Languages

King Fahd Mosque


History


The King Fahad Mosque, also known as the King Fahd Mosque, is a mosque in Culver City, California, a city in the US state of Los Angeles. The mosque has a seating capacity of 2,000 people and features a marble exterior, Turkish handmade tiles, and a 72-foot (22 m) tall tower with a gold leaf crescent on top.  The complex, which occupies a space of around 77,500 square feet (7,200 m2), also includes "classrooms, research centers, a bookshop, a children's playground, and a car park." 

The mosque was financed by Saudi Arabia, notably by Prince Abdulaziz and Fahd of Saudi Arabia, after whom it is named. Khalil Al Khalil, who is currently the chairman of the board and was the director general at the time, oversaw the project.

According to the Saudi Arabian Embassy, it cost $2.16 million, and the Washington Post, $8 million.  The Kingdom of Saudi Arabia "has given great attention to Islamic centers, institutes, and universities in non-Islamic countries to help Muslim minorities preserve their Islamic culture and educate them in the Arabic language," according to a statement from the Saudi Arabian Embassy released in conjunction with the opening of the mosque. 

Funding for the land was granted in 1993 by Prince Abdulaziz Bin Fahad Bin Abdulaziz Al-Saud, who was Minister of State and a member of the Saudi cabinet. In 1995, King Fahad promised to contribute money toward the building's construction.

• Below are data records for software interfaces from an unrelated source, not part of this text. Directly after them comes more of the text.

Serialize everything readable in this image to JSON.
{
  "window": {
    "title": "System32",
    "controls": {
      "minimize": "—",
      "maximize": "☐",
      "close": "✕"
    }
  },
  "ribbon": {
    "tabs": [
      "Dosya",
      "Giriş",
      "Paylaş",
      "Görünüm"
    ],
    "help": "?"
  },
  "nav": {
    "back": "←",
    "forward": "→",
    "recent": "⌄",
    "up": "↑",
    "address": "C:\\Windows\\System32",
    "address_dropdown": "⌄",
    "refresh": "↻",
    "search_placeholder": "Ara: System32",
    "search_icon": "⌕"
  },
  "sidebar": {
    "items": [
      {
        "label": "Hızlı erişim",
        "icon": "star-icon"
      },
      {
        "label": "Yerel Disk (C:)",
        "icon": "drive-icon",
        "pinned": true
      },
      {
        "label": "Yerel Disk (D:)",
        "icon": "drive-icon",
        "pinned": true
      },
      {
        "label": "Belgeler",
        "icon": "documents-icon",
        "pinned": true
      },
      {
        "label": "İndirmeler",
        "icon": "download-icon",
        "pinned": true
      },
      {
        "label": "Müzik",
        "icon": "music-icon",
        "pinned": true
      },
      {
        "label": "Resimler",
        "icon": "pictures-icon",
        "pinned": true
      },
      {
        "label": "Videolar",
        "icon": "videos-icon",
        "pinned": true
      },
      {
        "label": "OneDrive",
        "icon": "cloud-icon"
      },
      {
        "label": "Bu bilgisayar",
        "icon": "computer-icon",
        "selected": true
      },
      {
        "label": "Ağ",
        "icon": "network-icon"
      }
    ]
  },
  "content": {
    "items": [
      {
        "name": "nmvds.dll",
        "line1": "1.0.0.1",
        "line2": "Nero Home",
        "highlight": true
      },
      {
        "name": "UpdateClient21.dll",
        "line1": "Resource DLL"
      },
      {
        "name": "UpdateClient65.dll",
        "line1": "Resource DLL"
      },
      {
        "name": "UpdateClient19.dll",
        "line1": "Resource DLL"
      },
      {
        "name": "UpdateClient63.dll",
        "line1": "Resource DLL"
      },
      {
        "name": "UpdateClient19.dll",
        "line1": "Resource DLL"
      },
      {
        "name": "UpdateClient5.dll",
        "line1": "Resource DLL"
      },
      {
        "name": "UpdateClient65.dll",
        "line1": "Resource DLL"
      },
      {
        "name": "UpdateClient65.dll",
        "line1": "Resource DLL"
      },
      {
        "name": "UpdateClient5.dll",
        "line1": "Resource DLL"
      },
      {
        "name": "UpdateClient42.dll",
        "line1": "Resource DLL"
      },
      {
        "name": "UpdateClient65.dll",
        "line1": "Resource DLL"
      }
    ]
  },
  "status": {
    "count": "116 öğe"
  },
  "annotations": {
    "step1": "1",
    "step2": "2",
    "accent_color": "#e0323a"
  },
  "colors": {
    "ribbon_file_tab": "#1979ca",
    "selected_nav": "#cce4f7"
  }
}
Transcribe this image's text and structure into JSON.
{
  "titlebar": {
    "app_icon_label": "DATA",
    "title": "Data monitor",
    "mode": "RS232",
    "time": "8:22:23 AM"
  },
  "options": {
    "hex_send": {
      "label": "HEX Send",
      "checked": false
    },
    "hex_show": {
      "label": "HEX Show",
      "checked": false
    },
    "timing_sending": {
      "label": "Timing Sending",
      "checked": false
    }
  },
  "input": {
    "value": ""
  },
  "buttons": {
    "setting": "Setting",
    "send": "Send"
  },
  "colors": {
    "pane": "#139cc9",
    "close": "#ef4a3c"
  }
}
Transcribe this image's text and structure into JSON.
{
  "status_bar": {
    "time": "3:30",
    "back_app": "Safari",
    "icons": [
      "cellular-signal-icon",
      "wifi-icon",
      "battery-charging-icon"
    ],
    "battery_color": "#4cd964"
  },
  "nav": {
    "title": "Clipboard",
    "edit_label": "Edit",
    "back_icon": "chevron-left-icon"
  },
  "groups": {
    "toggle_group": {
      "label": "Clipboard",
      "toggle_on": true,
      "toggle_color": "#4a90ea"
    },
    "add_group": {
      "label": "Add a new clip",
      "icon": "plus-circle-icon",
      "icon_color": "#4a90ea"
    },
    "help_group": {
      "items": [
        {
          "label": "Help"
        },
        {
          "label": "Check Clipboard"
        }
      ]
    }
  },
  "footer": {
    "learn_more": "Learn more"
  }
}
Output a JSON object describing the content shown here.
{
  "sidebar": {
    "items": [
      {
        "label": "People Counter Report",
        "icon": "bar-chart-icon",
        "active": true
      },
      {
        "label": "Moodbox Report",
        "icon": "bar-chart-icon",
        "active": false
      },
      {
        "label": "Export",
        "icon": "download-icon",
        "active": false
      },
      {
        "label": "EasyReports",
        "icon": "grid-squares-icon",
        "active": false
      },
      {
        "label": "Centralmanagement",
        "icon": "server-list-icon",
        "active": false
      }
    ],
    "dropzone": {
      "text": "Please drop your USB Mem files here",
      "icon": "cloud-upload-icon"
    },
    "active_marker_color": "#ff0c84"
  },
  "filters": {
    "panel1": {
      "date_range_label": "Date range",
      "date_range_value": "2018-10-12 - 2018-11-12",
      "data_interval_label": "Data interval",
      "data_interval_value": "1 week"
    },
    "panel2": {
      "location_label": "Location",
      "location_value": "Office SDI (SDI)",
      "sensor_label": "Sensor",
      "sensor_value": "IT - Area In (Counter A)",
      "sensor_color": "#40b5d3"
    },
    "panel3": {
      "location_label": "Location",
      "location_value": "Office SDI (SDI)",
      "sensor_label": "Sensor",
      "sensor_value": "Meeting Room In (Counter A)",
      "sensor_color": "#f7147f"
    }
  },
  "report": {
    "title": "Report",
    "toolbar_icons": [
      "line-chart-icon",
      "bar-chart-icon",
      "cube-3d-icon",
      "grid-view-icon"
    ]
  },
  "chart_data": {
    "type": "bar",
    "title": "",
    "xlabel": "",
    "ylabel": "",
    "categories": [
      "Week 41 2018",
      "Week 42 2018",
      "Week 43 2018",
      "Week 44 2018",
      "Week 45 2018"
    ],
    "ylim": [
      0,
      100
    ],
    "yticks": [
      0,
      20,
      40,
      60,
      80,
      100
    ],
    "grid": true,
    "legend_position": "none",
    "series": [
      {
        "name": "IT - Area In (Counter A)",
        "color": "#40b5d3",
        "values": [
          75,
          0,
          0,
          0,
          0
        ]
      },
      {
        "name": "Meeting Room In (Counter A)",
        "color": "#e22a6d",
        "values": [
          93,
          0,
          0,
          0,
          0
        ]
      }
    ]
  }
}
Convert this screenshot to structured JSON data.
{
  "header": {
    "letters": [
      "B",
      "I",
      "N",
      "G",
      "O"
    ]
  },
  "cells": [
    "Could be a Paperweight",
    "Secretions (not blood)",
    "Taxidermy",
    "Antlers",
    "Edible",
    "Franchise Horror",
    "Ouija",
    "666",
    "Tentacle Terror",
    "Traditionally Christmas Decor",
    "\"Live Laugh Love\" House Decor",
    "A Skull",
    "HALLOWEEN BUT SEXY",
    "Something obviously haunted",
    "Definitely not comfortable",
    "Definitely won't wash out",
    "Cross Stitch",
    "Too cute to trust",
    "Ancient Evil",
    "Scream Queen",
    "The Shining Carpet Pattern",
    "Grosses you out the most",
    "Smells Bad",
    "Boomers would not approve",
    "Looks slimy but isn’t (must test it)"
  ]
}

The mosque's construction got under way in April 1996, and former White House staff chief John Sununu attended the opening ceremony and dinner in July 1998. [2] As of 1998, facilities for a school for Qur'anic recitation and instruction in Islamic sciences were planned to be established close to the mosque.

Every day, the mosque is accessible for all five prayers. The Islamic Foundation of Shaikh Ibn Taymiyyah is its owner and manager.

Description


References


https://www.kingfahadmosque.org/

Details

Location

10980 Washington Blvd, Culver City, CA 90232, United States

Worshippers

2,000

Owners

The Islamic Foundation of Shaikh Ibn Taymiyyah

Year of Build

1998

Area

7,200 m2

Drawings

Map

History

The King Fahad Mosque, also known as the King Fahd Mosque, is a mosque in Culver City, California, a city in the US state of Los Angeles. The mosque has a seating capacity of 2,000 people and features a marble exterior, Turkish handmade tiles, and a 72-foot (22 m) tall tower with a gold leaf crescent on top.  The complex, which occupies a space of around 77,500 square feet (7,200 m2), also includes "classrooms, research centers, a bookshop, a children's playground, and a car park." 

The mosque was financed by Saudi Arabia, notably by Prince Abdulaziz and Fahd of Saudi Arabia, after whom it is named. Khalil Al Khalil, who is currently the chairman of the board and was the director general at the time, oversaw the project.

According to the Saudi Arabian Embassy, it cost $2.16 million, and the Washington Post, $8 million.  The Kingdom of Saudi Arabia "has given great attention to Islamic centers, institutes, and universities in non-Islamic countries to help Muslim minorities preserve their Islamic culture and educate them in the Arabic language," according to a statement from the Saudi Arabian Embassy released in conjunction with the opening of the mosque. 

Funding for the land was granted in 1993 by Prince Abdulaziz Bin Fahad Bin Abdulaziz Al-Saud, who was Minister of State and a member of the Saudi cabinet. In 1995, King Fahad promised to contribute money toward the building's construction. The mosque's construction got under way in April 1996, and former White House staff chief John Sununu attended the opening ceremony and dinner in July 1998. [2] As of 1998, facilities for a school for Qur'anic recitation and instruction in Islamic sciences were planned to be established close to the mosque.

Every day, the mosque is accessible for all five prayers. The Islamic Foundation of Shaikh Ibn Taymiyyah is its owner and manager.

Description